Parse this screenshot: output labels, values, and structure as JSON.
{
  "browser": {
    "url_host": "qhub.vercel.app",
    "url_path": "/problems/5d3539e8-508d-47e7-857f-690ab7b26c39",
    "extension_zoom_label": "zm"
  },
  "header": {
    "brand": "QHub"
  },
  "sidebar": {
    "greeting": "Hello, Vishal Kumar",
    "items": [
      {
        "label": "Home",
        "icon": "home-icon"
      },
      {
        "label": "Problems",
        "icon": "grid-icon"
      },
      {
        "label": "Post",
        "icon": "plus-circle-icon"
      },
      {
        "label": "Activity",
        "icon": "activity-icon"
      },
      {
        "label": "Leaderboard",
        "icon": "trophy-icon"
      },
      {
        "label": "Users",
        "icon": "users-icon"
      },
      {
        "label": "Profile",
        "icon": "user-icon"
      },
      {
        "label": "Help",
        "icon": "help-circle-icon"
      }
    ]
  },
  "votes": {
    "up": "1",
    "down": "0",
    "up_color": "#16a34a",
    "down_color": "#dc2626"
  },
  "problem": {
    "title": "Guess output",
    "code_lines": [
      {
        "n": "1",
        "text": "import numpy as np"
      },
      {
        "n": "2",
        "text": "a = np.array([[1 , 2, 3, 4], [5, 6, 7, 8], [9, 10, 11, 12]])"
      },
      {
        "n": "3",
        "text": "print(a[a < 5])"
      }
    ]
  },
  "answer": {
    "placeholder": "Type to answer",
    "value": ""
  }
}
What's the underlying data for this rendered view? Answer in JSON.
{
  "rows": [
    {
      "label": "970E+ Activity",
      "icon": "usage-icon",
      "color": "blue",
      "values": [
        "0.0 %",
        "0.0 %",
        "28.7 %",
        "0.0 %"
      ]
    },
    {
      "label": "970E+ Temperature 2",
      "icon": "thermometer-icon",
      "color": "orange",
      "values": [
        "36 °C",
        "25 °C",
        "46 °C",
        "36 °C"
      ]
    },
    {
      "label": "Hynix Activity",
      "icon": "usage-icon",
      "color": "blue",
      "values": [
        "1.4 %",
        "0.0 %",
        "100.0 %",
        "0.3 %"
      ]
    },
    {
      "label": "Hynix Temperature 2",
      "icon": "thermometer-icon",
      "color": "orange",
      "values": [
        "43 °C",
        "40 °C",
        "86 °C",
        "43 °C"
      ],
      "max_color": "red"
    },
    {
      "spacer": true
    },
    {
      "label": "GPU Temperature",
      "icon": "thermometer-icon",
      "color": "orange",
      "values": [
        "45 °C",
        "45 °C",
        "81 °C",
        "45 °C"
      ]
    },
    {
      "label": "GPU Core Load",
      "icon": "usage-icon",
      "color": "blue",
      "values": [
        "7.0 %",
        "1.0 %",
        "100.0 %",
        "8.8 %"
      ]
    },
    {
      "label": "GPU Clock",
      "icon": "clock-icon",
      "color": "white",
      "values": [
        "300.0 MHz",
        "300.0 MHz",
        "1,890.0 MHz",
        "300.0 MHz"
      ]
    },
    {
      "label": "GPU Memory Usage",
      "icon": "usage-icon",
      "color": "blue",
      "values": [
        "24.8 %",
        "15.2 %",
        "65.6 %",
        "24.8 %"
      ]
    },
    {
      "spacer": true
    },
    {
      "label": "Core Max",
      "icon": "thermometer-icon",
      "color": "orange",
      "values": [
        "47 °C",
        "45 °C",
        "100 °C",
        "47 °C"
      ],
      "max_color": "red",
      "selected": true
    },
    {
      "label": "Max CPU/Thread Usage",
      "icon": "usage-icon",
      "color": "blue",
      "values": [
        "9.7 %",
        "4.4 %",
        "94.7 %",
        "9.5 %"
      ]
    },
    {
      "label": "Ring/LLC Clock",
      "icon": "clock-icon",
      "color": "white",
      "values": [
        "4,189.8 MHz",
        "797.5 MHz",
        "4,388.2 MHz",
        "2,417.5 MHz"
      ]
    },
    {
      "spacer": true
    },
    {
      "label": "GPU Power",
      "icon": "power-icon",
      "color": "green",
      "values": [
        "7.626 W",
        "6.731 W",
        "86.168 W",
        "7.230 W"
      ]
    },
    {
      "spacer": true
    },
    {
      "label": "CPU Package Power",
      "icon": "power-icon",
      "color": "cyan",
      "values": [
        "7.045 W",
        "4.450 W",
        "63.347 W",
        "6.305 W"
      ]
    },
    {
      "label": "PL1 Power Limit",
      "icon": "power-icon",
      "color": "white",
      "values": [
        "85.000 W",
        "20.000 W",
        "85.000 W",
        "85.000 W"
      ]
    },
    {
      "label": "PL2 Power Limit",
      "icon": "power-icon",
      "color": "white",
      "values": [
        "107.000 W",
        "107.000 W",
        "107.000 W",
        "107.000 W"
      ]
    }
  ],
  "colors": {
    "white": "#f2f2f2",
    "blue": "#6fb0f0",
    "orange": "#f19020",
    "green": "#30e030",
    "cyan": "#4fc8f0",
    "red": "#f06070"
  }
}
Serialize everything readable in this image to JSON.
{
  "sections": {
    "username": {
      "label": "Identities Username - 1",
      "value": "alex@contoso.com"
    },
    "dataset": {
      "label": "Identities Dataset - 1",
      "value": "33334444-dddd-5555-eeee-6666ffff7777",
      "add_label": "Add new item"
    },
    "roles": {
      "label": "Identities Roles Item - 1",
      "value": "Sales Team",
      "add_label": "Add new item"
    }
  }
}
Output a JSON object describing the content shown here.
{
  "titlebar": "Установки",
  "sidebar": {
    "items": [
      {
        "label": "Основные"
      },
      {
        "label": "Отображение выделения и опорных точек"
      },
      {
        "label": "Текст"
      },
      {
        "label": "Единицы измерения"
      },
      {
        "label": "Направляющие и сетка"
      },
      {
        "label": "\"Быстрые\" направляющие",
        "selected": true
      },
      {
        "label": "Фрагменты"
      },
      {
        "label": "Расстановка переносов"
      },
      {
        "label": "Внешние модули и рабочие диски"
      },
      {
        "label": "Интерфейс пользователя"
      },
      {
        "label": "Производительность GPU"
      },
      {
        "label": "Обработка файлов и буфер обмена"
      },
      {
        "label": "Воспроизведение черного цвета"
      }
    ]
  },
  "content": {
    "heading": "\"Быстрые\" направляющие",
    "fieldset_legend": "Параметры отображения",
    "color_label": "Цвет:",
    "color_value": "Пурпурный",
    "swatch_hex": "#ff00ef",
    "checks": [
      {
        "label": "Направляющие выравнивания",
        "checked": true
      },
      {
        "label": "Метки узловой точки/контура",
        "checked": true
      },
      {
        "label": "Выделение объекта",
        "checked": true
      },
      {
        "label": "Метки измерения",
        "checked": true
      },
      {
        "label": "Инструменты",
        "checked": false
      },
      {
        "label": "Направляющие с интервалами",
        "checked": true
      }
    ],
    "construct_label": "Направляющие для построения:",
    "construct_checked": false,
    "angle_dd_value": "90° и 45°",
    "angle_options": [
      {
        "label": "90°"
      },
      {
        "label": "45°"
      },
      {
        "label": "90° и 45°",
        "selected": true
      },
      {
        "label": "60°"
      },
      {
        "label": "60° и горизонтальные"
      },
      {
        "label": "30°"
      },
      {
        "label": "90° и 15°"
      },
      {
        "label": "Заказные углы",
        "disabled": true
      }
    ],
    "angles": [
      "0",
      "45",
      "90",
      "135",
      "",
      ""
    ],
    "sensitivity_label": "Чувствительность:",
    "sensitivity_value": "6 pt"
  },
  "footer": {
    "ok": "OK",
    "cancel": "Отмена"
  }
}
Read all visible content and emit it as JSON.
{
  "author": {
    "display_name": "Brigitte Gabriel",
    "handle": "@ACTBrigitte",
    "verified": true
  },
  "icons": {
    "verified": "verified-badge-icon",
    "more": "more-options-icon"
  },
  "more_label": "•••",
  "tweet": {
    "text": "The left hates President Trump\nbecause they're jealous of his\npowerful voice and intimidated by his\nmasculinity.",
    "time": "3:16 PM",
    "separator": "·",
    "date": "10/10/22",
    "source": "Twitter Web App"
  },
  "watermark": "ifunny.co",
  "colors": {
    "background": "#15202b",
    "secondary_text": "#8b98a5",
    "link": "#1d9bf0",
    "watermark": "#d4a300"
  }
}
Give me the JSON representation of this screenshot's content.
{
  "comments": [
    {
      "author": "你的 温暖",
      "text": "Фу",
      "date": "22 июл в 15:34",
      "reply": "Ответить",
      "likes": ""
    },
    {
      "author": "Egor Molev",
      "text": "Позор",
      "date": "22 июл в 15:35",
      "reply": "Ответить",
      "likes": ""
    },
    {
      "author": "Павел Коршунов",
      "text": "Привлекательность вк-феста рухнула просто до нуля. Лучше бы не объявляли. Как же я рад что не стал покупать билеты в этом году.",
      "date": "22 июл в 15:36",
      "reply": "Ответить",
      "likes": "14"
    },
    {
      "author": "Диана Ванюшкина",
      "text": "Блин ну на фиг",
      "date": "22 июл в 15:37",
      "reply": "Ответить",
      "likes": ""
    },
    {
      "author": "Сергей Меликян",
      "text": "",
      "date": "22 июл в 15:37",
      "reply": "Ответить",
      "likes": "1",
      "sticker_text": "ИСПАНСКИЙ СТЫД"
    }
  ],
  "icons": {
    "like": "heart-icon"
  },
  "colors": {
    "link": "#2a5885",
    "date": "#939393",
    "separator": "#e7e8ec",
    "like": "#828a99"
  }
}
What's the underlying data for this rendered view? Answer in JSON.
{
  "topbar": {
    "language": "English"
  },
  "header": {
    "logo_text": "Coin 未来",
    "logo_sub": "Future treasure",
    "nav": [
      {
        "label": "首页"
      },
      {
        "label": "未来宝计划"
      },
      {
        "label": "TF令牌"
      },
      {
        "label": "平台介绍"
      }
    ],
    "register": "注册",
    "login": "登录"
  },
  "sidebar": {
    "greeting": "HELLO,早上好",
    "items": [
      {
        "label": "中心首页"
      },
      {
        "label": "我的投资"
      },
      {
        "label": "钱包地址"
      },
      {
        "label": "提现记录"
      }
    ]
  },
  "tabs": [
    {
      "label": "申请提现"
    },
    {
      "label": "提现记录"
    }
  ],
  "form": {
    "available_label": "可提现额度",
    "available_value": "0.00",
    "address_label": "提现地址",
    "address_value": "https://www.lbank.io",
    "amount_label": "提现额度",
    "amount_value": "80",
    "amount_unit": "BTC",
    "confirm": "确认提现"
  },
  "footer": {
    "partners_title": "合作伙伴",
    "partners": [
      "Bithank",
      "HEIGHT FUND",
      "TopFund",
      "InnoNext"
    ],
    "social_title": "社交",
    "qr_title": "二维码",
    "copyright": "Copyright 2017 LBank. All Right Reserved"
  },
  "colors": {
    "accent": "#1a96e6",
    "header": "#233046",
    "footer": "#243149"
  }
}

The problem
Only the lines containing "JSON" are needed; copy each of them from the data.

Response
Parse this screenshot: output labels, values, and structure as JSON.
What's the underlying data for this rendered view? Answer in JSON.
Serialize everything readable in this image to JSON.
Output a JSON object describing the content shown here.
Read all visible content and emit it as JSON.
Give me the JSON representation of this screenshot's content.
What's the underlying data for this rendered view? Answer in JSON.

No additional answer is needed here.